***** Exercise data

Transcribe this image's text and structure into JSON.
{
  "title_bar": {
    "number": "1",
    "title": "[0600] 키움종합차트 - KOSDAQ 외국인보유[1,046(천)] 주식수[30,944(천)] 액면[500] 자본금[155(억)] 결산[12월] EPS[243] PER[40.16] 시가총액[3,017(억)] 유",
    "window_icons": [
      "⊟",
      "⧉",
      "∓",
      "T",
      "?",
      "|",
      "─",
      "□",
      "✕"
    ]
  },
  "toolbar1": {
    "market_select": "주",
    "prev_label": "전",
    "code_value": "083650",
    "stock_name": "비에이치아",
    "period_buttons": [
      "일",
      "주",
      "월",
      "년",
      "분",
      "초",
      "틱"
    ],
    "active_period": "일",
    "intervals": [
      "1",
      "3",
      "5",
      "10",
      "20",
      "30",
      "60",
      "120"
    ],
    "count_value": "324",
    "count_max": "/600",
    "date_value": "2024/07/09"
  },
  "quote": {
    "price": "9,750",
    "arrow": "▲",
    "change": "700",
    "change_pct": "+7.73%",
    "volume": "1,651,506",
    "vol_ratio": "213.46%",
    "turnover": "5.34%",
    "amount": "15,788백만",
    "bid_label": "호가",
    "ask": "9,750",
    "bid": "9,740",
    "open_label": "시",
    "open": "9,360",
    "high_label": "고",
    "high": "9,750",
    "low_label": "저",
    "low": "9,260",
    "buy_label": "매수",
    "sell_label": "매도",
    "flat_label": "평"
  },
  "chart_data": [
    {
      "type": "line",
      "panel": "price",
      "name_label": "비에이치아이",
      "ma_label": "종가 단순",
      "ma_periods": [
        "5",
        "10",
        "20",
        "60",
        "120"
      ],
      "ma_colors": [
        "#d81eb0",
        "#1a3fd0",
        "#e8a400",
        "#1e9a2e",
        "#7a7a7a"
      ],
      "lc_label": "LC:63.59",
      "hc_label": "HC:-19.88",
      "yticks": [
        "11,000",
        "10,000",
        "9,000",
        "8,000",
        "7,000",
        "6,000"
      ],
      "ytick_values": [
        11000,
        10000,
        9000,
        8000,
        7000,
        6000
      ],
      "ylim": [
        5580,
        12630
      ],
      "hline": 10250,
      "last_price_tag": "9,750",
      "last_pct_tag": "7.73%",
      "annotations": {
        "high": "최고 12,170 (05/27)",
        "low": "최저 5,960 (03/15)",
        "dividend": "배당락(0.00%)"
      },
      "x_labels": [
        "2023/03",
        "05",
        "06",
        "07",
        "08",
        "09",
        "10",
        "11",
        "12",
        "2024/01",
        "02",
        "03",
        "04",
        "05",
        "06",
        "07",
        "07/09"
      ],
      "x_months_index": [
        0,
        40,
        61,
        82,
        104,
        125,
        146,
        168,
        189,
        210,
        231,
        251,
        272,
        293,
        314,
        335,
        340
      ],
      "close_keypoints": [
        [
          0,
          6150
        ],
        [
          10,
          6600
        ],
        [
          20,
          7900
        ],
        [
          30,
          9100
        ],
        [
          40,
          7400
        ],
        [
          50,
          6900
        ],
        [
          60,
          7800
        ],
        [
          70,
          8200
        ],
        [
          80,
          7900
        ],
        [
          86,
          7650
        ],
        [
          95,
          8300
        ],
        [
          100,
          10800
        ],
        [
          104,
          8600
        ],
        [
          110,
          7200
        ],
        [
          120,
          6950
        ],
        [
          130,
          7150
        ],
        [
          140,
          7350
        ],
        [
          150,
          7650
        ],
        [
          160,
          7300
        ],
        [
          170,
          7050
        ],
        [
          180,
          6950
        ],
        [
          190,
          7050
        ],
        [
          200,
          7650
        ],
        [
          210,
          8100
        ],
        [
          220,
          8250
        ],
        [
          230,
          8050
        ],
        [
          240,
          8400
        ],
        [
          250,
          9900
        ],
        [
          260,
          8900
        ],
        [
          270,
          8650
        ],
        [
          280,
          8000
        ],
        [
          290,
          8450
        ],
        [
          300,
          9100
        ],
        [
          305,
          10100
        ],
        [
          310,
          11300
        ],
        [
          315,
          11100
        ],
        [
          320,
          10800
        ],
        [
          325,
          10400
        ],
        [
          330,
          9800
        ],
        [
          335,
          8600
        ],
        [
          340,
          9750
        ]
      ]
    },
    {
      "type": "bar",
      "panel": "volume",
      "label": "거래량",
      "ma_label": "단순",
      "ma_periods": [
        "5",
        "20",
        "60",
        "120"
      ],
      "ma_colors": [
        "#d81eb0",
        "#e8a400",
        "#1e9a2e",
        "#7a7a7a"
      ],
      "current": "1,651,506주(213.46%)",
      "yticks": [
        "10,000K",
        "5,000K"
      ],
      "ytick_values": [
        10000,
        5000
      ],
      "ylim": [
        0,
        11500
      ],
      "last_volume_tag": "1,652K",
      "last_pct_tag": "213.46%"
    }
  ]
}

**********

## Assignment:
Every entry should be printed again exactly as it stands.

## Solution to the problem:
Transcribe this image's text and structure into JSON.
{
  "title_bar": {
    "number": "1",
    "title": "[0600] 키움종합차트 - KOSDAQ 외국인보유[1,046(천)] 주식수[30,944(천)] 액면[500] 자본금[155(억)] 결산[12월] EPS[243] PER[40.16] 시가총액[3,017(억)] 유",
    "window_icons": [
      "⊟",
      "⧉",
      "∓",
      "T",
      "?",
      "|",
      "─",
      "□",
      "✕"
    ]
  },
  "toolbar1": {
    "market_select": "주",
    "prev_label": "전",
    "code_value": "083650",
    "stock_name": "비에이치아",
    "period_buttons": [
      "일",
      "주",
      "월",
      "년",
      "분",
      "초",
      "틱"
    ],
    "active_period": "일",
    "intervals": [
      "1",
      "3",
      "5",
      "10",
      "20",
      "30",
      "60",
      "120"
    ],
    "count_value": "324",
    "count_max": "/600",
    "date_value": "2024/07/09"
  },
  "quote": {
    "price": "9,750",
    "arrow": "▲",
    "change": "700",
    "change_pct": "+7.73%",
    "volume": "1,651,506",
    "vol_ratio": "213.46%",
    "turnover": "5.34%",
    "amount": "15,788백만",
    "bid_label": "호가",
    "ask": "9,750",
    "bid": "9,740",
    "open_label": "시",
    "open": "9,360",
    "high_label": "고",
    "high": "9,750",
    "low_label": "저",
    "low": "9,260",
    "buy_label": "매수",
    "sell_label": "매도",
    "flat_label": "평"
  },
  "chart_data": [
    {
      "type": "line",
      "panel": "price",
      "name_label": "비에이치아이",
      "ma_label": "종가 단순",
      "ma_periods": [
        "5",
        "10",
        "20",
        "60",
        "120"
      ],
      "ma_colors": [
        "#d81eb0",
        "#1a3fd0",
        "#e8a400",
        "#1e9a2e",
        "#7a7a7a"
      ],
      "lc_label": "LC:63.59",
      "hc_label": "HC:-19.88",
      "yticks": [
        "11,000",
        "10,000",
        "9,000",
        "8,000",
        "7,000",
        "6,000"
      ],
      "ytick_values": [
        11000,
        10000,
        9000,
        8000,
        7000,
        6000
      ],
      "ylim": [
        5580,
        12630
      ],
      "hline": 10250,
      "last_price_tag": "9,750",
      "last_pct_tag": "7.73%",
      "annotations": {
        "high": "최고 12,170 (05/27)",
        "low": "최저 5,960 (03/15)",
        "dividend": "배당락(0.00%)"
      },
      "x_labels": [
        "2023/03",
        "05",
        "06",
        "07",
        "08",
        "09",
        "10",
        "11",
        "12",
        "2024/01",
        "02",
        "03",
        "04",
        "05",
        "06",
        "07",
        "07/09"
      ],
      "x_months_index": [
        0,
        40,
        61,
        82,
        104,
        125,
        146,
        168,
        189,
        210,
        231,
        251,
        272,
        293,
        314,
        335,
        340
      ],
      "close_keypoints": [
        [
          0,
          6150
        ],
        [
          10,
          6600
        ],
        [
          20,
          7900
        ],
        [
          30,
          9100
        ],
        [
          40,
          7400
        ],
        [
          50,
          6900
        ],
        [
          60,
          7800
        ],
        [
          70,
          8200
        ],
        [
          80,
          7900
        ],
        [
          86,
          7650
        ],
        [
          95,
          8300
        ],
        [
          100,
          10800
        ],
        [
          104,
          8600
        ],
        [
          110,
          7200
        ],
        [
          120,
          6950
        ],
        [
          130,
          7150
        ],
        [
          140,
          7350
        ],
        [
          150,
          7650
        ],
        [
          160,
          7300
        ],
        [
          170,
          7050
        ],
        [
          180,
          6950
        ],
        [
          190,
          7050
        ],
        [
          200,
          7650
        ],
        [
          210,
          8100
        ],
        [
          220,
          8250
        ],
        [
          230,
          8050
        ],
        [
          240,
          8400
        ],
        [
          250,
          9900
        ],
        [
          260,
          8900
        ],
        [
          270,
          8650
        ],
        [
          280,
          8000
        ],
        [
          290,
          8450
        ],
        [
          300,
          9100
        ],
        [
          305,
          10100
        ],
        [
          310,
          11300
        ],
        [
          315,
          11100
        ],
        [
          320,
          10800
        ],
        [
          325,
          10400
        ],
        [
          330,
          9800
        ],
        [
          335,
          8600
        ],
        [
          340,
          9750
        ]
      ]
    },
    {
      "type": "bar",
      "panel": "volume",
      "label": "거래량",
      "ma_label": "단순",
      "ma_periods": [
        "5",
        "20",
        "60",
        "120"
      ],
      "ma_colors": [
        "#d81eb0",
        "#e8a400",
        "#1e9a2e",
        "#7a7a7a"
      ],
      "current": "1,651,506주(213.46%)",
      "yticks": [
        "10,000K",
        "5,000K"
      ],
      "ytick_values": [
        10000,
        5000
      ],
      "ylim": [
        0,
        11500
      ],
      "last_volume_tag": "1,652K",
      "last_pct_tag": "213.46%"
    }
  ]
}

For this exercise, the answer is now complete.